Railgun…the beginning of the end. The creation of the camper. The creation of the sniper. Now, I work with people that think that sniping is ‘awesome’. No. You suck. You sucked back in Quake II. And you suck now in Halo and MW2. Snipers always suck, and always will.
And you know what? We break out a classic, and I still wipe the floor with them. Kids these days are real good at finding cover and creeping along, but can’t have a ballet of rocket fights on DM6, or even circle strafe.
I can’t help but wonder if it is partially due to the focus in regenerating health. Since you can recover health more quickly, overall durability is less necessary. Instead of health and defense being measured power-up to power-up, they’re measured fight-to-fight. A bit of this attitude seems to exist even in games without regenerating health, where the focus has gone towards short-term action. Transformers doesn’t have regenerating health, but it seems like Energon Cubes are far more common then I remember any other health regenerating items being.

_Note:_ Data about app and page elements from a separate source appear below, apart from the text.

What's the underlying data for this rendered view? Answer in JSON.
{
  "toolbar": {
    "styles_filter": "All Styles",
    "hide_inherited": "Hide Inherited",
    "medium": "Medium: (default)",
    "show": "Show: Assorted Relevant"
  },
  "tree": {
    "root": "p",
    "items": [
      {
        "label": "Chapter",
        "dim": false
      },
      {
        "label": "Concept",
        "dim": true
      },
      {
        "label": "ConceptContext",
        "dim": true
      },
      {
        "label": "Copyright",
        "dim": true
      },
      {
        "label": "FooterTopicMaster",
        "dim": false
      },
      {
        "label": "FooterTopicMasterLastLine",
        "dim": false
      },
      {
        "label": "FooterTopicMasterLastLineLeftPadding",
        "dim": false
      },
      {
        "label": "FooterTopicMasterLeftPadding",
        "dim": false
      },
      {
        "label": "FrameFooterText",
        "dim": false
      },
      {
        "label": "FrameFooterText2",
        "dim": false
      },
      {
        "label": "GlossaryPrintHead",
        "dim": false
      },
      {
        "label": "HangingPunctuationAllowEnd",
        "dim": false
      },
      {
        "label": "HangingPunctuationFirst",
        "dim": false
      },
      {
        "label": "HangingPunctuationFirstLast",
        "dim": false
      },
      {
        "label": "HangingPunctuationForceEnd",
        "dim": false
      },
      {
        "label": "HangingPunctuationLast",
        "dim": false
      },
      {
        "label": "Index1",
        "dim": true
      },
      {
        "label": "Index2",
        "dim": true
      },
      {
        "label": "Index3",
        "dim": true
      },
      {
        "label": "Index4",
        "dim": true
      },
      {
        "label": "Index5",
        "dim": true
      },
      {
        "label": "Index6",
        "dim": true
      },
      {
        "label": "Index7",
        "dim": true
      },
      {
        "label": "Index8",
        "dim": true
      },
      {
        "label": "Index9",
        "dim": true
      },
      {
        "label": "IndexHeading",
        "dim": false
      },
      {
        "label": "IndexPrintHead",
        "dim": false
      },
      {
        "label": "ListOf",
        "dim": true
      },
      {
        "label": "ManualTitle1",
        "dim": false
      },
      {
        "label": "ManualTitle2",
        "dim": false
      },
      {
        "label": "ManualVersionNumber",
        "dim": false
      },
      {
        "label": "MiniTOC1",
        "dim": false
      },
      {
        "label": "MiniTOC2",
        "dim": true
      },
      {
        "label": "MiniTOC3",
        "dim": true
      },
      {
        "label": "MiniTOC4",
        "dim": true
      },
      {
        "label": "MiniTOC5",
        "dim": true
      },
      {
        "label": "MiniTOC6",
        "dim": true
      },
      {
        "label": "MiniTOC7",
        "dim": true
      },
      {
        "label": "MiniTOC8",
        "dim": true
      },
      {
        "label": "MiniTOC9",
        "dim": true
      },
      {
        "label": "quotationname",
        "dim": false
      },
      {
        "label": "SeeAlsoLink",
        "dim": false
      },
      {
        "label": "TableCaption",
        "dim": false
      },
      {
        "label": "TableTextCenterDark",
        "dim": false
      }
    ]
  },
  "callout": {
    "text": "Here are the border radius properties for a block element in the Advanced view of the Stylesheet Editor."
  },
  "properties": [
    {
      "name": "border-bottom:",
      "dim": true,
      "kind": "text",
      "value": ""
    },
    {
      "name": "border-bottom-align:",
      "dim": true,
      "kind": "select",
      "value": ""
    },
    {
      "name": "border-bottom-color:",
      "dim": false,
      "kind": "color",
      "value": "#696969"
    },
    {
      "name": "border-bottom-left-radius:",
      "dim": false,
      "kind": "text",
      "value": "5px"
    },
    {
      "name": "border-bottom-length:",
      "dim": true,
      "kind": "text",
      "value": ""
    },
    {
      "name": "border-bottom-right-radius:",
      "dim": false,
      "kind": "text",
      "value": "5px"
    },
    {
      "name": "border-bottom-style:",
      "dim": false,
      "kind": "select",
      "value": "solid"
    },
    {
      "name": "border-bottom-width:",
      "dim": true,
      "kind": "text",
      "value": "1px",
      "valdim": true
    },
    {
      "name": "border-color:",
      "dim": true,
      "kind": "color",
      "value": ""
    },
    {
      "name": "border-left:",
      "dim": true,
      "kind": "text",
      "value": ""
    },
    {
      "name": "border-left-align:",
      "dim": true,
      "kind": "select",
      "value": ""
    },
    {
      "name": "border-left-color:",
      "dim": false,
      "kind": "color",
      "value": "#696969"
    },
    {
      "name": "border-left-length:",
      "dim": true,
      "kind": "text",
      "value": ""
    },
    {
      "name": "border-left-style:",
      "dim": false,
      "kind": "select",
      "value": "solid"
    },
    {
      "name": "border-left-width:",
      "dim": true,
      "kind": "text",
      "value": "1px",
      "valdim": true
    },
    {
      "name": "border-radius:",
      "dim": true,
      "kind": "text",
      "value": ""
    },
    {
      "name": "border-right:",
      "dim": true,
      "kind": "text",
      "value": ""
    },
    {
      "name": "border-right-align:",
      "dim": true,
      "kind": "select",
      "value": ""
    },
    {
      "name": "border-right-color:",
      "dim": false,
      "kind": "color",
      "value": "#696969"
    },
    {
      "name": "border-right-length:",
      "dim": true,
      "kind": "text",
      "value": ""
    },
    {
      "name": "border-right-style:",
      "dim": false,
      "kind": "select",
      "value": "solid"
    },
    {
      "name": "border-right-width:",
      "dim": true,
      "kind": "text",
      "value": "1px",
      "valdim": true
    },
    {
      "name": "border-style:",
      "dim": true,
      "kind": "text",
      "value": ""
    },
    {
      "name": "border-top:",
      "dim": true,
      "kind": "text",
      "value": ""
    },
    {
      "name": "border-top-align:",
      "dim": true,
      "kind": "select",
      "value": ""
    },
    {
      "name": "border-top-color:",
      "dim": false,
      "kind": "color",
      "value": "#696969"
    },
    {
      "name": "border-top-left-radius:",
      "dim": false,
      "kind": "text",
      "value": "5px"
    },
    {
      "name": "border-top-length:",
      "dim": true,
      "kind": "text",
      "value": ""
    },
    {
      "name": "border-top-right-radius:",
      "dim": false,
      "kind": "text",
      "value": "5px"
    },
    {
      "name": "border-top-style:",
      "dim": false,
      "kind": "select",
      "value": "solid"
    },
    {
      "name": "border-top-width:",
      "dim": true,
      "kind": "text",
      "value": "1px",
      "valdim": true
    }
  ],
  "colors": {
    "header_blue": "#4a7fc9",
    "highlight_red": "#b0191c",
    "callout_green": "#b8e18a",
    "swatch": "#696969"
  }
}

There’s also a greater focus on support and assistance in games, which make characters less of a one man army. Transformers, for example, really feels like it is made to be team-only. It does have a traditional Deathmatch mode, but most of the powers and abilities seem geared around team play, and there seems to be a focus in trying to get you to work together with other players. You’re less durable on your own, but at lot deadlier with other people around for reasons beyond the fact that there are two guns instead of one.
I guess i miss those moments in UT CTF, when you are mega healthed, with shields, a redeemer in your pocket, and a full rocket launcher…knowing you are about to be the harbinger of doom to the other team for at least the next 90 seconds.
Another thing with death…the g’damn invention of the respawn countdown…ARGH. Downtime in gaming pisses me off. I’d rather deal with spawn campers…which never really bothered me that much anyway.
I hate these too. You wait 3 minutes to be able to play and then you die from a stray bullet in someone else’s firefight. Back to the queue!
It isn’t like there aren’t ways to encourage people not to die that are also fun Either. Game companies have just become lazy when it comes to fps these days because they have seen that remaking the same generic modern shooter over and over sells.
My favorite respawn mechanic was in jailbreak, one of my favorite mods for quake 2.
Just play Section 8 for the anti-instant death shooter. You have a shield bar + health bar which makes it nigh impossible to die from a single hit. On the contrary you have to saturated with weapon fire in order to succumb to death. Also respawns are allowed anywhere on the map although enemy AA guns can deny specified areas.
The problem is not that Medal of Honor remakes sell, the problem is that the alternatives do not sell. The customers are to blame here. Game developers in general (and many publisher types I’ve met over time) are fundamentally not lazy and really want to make great games.